Dan has been filming on 'Romans' with Orlando Bloom, Directed by Paul and Ludwig Shammasian.
'The star turn enters last, in this case, London actor Dan Styles in the larger-than-life guise of Toad.' 'Ladies and gentlemen, put your hands together for Mr Toad, the showman. "Poop, poop", goes Toad leading the show, setting its pace and providing much of its vim and laughter.'
"In one poignant scene, Rog (Dan Styles) digs into the origins of his unusual behaviour - abuse by his father - and reflects on the awkward relationship he has with his children."
‘Dawn Richmond-Gordon, in tandem with Dan Styles as her hapless lackey. Their comic double act is the driving force of the second half.'
"The big bad came in the form of Abanazar, played by Dan Styles, a veteran of theatre and film, and he shone through as the cast member with the most acting chops. He lapped up the boos and the hisses, but never missed a cue."
"Dan Styles as Abanazar puts in a polished, solid performance.
“Dan Styles was a particular favourite as the ruthlessly evil Abanazar, and gave a performance so effective that a boy two rows behind me- instead of murmuring ‘boo’ or ‘hiss’, shouted ‘I HATE YOU!’ every time he came onstage. Who’d be a villain, eh?”
"Assistant director Dan Styles plays Mushnik, adding a voice of experience to a young cast"
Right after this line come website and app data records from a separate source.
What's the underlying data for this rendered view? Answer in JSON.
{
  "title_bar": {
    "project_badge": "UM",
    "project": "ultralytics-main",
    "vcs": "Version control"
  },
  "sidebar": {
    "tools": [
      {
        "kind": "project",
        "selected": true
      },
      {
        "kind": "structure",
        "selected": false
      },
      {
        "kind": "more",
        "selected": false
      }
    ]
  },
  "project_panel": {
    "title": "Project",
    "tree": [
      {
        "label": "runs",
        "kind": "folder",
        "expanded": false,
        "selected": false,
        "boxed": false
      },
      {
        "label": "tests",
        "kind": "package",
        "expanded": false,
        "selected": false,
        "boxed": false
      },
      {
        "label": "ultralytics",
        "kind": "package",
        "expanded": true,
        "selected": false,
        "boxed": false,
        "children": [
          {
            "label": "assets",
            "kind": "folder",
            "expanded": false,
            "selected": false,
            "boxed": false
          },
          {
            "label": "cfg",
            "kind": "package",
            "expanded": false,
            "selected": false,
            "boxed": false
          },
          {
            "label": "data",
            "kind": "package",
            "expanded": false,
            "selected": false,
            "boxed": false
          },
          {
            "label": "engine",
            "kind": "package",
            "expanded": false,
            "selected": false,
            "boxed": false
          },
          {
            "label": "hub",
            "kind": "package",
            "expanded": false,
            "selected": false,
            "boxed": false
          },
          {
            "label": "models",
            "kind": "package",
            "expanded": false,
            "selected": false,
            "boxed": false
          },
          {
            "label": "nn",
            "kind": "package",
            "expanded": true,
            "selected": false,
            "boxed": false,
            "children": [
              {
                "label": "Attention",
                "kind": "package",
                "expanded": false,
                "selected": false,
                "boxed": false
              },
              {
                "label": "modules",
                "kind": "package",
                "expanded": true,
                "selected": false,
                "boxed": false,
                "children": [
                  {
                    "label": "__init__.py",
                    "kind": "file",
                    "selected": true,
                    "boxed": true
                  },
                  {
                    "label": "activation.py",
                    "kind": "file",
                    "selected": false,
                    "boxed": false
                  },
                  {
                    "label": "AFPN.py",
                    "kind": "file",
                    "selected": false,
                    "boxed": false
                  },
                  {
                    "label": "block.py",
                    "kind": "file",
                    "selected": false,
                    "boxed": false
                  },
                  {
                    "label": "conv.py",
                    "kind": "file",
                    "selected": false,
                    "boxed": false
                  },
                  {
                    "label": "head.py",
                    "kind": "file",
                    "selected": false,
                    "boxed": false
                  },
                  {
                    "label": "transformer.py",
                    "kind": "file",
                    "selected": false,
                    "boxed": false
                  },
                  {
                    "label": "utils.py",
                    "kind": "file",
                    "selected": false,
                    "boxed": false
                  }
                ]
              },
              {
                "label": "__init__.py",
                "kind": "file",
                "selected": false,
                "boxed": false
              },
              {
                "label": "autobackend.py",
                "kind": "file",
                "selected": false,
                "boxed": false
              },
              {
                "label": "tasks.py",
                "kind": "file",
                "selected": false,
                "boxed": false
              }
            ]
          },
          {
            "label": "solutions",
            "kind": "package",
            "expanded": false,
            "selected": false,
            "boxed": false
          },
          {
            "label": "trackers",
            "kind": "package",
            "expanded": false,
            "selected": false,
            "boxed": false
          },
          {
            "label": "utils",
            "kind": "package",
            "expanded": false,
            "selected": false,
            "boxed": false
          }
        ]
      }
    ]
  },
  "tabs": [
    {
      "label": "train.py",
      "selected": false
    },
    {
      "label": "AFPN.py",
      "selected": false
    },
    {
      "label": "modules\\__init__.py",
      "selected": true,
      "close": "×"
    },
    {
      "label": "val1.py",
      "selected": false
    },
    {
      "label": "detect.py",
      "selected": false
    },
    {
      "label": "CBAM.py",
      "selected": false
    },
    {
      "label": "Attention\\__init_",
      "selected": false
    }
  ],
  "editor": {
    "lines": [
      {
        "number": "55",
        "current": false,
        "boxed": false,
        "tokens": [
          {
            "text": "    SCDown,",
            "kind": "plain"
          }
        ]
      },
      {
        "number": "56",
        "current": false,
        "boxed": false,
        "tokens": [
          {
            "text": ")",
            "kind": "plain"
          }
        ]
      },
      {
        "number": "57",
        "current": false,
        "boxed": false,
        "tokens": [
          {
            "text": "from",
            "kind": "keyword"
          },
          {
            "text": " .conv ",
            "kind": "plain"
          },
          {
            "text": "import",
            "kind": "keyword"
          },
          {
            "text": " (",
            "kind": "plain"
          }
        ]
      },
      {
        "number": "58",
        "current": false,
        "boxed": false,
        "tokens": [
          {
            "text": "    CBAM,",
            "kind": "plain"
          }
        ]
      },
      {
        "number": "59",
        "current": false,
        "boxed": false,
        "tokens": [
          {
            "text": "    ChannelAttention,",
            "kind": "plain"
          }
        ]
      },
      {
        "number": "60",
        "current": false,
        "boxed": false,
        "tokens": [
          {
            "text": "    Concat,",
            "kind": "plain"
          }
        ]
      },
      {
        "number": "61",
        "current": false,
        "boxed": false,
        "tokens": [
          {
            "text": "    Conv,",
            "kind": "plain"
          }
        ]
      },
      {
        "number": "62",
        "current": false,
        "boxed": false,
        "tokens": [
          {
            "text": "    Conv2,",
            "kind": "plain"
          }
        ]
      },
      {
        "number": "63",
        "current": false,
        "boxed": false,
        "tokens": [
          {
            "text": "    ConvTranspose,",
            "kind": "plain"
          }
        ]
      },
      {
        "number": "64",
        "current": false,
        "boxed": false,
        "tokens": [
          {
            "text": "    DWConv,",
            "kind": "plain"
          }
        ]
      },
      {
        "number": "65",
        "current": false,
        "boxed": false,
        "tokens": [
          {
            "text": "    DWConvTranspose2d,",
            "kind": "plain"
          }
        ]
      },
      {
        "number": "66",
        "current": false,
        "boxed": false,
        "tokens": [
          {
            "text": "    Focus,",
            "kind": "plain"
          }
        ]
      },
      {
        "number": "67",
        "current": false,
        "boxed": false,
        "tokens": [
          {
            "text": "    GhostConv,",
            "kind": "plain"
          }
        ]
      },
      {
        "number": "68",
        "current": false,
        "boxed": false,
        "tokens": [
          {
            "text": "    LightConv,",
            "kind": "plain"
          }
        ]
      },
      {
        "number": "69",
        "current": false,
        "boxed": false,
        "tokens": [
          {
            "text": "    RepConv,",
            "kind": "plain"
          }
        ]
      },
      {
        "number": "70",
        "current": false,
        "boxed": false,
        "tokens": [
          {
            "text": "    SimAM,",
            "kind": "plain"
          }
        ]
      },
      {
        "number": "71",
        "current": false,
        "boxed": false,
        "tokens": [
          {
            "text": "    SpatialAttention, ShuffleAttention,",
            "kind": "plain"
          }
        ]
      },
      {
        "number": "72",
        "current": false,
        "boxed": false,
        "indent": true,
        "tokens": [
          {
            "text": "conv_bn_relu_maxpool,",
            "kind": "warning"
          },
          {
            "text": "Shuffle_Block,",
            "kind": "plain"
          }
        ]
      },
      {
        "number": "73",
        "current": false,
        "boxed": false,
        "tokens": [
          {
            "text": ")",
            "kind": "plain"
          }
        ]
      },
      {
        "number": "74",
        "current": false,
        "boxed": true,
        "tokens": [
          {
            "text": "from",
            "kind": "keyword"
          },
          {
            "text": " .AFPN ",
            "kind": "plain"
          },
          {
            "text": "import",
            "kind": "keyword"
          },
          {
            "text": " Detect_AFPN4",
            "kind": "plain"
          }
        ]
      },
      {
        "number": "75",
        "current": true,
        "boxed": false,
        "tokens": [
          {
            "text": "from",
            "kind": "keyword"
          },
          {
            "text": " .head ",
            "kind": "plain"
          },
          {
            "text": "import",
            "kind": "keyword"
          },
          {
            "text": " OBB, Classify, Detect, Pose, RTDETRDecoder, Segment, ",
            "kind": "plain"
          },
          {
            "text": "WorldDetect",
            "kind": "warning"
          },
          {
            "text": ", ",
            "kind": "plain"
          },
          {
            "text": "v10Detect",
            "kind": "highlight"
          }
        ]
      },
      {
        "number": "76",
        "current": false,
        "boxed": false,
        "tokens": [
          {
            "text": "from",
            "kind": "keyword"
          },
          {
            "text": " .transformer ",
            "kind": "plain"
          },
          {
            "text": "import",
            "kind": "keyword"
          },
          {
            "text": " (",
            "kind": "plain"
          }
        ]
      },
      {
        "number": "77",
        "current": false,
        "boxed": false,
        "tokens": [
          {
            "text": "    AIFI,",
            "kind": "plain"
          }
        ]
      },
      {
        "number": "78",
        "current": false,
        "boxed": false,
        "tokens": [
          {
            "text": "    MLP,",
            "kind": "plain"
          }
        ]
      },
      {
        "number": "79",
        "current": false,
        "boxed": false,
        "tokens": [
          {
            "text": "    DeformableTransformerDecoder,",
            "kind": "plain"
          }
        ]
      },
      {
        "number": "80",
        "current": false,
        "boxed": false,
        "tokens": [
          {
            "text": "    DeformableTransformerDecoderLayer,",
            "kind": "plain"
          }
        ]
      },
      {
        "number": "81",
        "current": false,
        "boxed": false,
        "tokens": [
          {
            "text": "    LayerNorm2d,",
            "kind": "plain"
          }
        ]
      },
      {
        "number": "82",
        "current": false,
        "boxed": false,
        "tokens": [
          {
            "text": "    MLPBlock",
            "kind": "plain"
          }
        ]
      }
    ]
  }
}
"Dan Styles is a Vivid Baddy"
"Dan Styles had the balance right. Sporting spooky green make-up, he was a tremendous baddie - exuding a menace without terrifying the young audience."
"Dan Styles cuts an icy, stern figure as Abanazar, the sorcerer”
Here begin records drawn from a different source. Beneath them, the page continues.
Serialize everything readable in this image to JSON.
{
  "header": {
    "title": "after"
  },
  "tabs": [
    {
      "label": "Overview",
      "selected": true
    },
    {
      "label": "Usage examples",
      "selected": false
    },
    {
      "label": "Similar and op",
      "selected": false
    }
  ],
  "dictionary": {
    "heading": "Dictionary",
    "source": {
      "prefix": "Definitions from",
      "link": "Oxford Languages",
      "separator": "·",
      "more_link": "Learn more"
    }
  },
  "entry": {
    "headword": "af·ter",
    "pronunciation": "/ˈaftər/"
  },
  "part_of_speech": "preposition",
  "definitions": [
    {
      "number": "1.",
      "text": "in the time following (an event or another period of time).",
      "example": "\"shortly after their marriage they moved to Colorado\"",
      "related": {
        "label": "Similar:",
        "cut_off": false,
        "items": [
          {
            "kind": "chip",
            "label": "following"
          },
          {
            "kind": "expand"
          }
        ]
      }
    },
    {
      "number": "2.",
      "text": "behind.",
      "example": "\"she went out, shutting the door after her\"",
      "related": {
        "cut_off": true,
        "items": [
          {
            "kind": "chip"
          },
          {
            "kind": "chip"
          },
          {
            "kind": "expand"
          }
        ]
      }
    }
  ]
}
"I recommend it is one to watch. It keeps you on your toes - it moves along with great energy and you'll be laughing/crying the whole time in equal measures. The use of comedy is clever and some difficult subjects are very well presented. There are no weak links in the cast, great performances all round. A job well done."
The actors all shine as their impressive-looking transvestite alter-egos,
The sincerity of all the performances in The Primrose Hill Ladies Club are highly commendable. Rog (Dan Styles) and Vera are both reserved and considered. The difference lies in the fact that dressed as women these [personality] traits can be expressed more overtly as first impressions, something the uniforms of their respective professions does not allow. This is convincingly portrayed by each of the actors.
"All of the cast are uniformly good and inject plenty of mischief into the play
"Dan Styles is a suitably villainous Abanazar"
"The youngsters are up for it from the first few seconds of Dan Styles' spectacular arrival as Abanazar" "The tireless cast keeps up the momentum" "Dan Styles, as Abanazar, creates an amazing response and he makes the most of it." "The fun radiates for the antics of the impressive cast"
"I have played team sport and the blinkered attitudes, the superficial sarcastic banter and depersonalisation of women are portrayed most accurately. If you are female and have no interest in sport, you will witness group male behaviour at its worst. Although you will see an eyeful of fit young men in the opening dressing room scene.
"...it didn't take me long to be taken in by the intensity of the actors' performances. Definitely worth a visit, if only for much toned testosterone and way more sophistication than your average sports pinup calendar"
‘FOUR STARS' "It is a long time since I have seen and heard such a joyful reaction to an 18th century play. The play is expertly directed, inspiring adept and imaginative performances."
"there's enough wit and vim in the cast to carry this production."
"Dan Styles is a menacing Abanazar"
"Dan Styles is a great villain as Abanazar"
"Dan Styles is a wicked Abanazar"
‘‘The pace, having been cranked up at the beginning, never faltered, with the whole company geared up to panto in the fast lane.' ‘Dan Styles elicited quality boos as the evil Abanazar.'
Dan Styles performed above par as the all round bad guy Abanazar'
‘A powerful and moving performance on Saturday night by the 8 actors in Kate Willoughby Productions' play about Elizabeth Fry', ‘Very powerful', ‘I liked the way they changed their characters in front of us.'